The Importance of Reading Aloud to Children
When our children are little, reading aloud to them is a must! Obviously, the child can't read for themselves - yet - and therefore it is up to US, the parent/guardian, to read to them. As children grow and their reading develops, we tend to stop reading aloud to them, since we figure they can read for themselves. Although we want our children to become independent readers, we must remember that reading aloud to our children has more than one benefit, no matter our child's age.
Pre-Readers - Birth & Up
- Reading aloud helps young children acquire early language skills. You might think a baby or toddler is too young, but the earlier the better! Reading aloud to young children helps them build vocabulary, helps their cognitive development, and helps build curiosity, motivation, and memory. (1)
- Reading aloud builds positive relationships with books and reading. They learn to love literature and most likely will become life-long readers. Plus, it creates a special bond between the grownup and child. (1)
- Reading aloud also builds a strong foundation for success in school. Children learn to be good listeners, which is a crucial skill to have when in school. Children will also be familiar with print and vocabulary. (1)
- Reading aloud helps children make sense of the world around them! They may not live on a farm, but you can read a book about living on a farm or other places around the world. Reading books about characters with relatable problems helps them learn how to deal with the same issues. With books, the possibilities are endless! (2)
- Reading aloud to children stretches their mind! A pre-reader may not be able to read a "chapter" book, but they can still comprehend and enjoy the story. When grownups read books aloud to children, it opens up their minds to a whole world of adventures! (2)
Reach Out & Read: Importance of Reading Aloud (1)

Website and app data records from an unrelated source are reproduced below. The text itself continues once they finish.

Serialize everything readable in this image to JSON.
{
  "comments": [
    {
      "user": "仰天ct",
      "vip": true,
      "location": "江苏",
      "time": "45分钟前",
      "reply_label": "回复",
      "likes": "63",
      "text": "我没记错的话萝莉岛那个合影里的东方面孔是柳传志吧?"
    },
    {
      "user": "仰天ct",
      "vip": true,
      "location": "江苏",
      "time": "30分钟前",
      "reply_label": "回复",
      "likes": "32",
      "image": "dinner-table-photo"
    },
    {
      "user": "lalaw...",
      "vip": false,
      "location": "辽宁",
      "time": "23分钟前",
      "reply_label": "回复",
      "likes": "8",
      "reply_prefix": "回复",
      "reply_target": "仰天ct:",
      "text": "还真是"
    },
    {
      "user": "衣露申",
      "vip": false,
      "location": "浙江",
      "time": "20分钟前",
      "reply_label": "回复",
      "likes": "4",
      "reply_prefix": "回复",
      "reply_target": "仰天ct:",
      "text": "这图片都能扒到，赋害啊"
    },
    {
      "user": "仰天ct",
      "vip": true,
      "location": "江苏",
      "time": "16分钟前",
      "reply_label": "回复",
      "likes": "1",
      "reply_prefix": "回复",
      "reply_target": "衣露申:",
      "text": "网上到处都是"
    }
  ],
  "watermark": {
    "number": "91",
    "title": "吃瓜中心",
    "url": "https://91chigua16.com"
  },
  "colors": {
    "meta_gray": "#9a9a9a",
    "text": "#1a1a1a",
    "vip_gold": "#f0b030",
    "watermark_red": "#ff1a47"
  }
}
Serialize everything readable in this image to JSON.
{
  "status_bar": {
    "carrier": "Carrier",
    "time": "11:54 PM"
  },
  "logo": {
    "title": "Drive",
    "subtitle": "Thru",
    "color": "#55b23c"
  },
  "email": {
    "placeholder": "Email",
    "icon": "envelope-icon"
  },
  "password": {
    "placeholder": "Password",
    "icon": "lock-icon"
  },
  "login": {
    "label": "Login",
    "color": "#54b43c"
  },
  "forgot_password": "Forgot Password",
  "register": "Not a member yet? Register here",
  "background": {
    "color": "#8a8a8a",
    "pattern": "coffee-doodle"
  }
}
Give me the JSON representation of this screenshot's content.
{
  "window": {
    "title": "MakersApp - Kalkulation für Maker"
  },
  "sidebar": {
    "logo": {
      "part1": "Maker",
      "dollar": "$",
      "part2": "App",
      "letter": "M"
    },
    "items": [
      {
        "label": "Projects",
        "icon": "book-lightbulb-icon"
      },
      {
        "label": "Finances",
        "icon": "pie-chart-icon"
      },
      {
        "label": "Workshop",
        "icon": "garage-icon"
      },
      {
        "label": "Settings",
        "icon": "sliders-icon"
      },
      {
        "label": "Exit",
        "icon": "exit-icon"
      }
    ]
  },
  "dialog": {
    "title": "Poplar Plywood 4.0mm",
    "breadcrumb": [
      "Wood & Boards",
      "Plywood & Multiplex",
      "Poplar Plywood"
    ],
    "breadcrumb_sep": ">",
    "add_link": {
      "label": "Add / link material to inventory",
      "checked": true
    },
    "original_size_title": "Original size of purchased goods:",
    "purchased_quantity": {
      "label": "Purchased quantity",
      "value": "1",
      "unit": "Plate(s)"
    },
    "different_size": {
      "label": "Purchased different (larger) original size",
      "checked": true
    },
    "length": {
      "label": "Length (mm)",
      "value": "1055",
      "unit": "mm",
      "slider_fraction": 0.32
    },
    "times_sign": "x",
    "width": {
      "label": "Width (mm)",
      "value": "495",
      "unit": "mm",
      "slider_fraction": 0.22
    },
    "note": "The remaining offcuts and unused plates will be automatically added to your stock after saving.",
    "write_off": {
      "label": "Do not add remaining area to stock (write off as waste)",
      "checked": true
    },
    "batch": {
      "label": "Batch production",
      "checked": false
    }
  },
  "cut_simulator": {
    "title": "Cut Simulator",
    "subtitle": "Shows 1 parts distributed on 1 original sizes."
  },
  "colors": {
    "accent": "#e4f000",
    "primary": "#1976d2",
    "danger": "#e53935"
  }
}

Teaching with Children's Books: The Importance of Reading Everyday (2)
Did you know only 17% of children ages 9-11 are read aloud to by a grownup? Independent readers still enjoy being read to even though they may be reading fine on their own. For most children, having a parent read aloud to them is about the bond they feel during reading. Reading aloud to children establishes and maintains special relationships and gives them positive attention they need. (3)
- Reading aloud helps your child enjoy the story! Young readers can enjoy the story being read aloud to them without worrying about the act of reading. They don't have to worry about words they may not know or other reading struggles they may have. They learn to love the story! This helps them learn to love literature and become life-long readers. (3)
- Grownups model reading when they read aloud to their child. When a parent reads to their child, they can model the act of reading - reading with expression, pausing at commas, and stopping at periods. Model what to do when you don't know a word. Your child is watching... and learning to become a fluent reader. (3)
- Reading aloud expands vocabulary. For children, their auditory comprehension is higher than their reading comprehension. When a parent reads a book that might otherwise be challenging for their independent reader, they are exposing their child to a wealth of new words. (3)
- Reading aloud exposes your child to new authors, book series, and genres. They might fall in love with that kind of book and read more on their own. (3)
- Reading aloud builds empathy and awareness. Reading books about particular issues helps children understand something they may not normally experience on their own. It helps build awareness of the world around them. (3)
- Reading aloud builds life-long readers! Children that are exposed to reading and literature at an early age will do better in school, and they will develop the love of reading and continue to read on their own into their adult life. (3)
Brightly: The Importance of Reading Aloud to Big Kids (3)
Model Reading to Your Child!
When children see their parents, or other adults, reading in the household, they observe that reading is not something you HAVE to do to get your "required minutes for school", but that reading can be enjoyable. Children will learn that reading is fun. Make reading a family affair!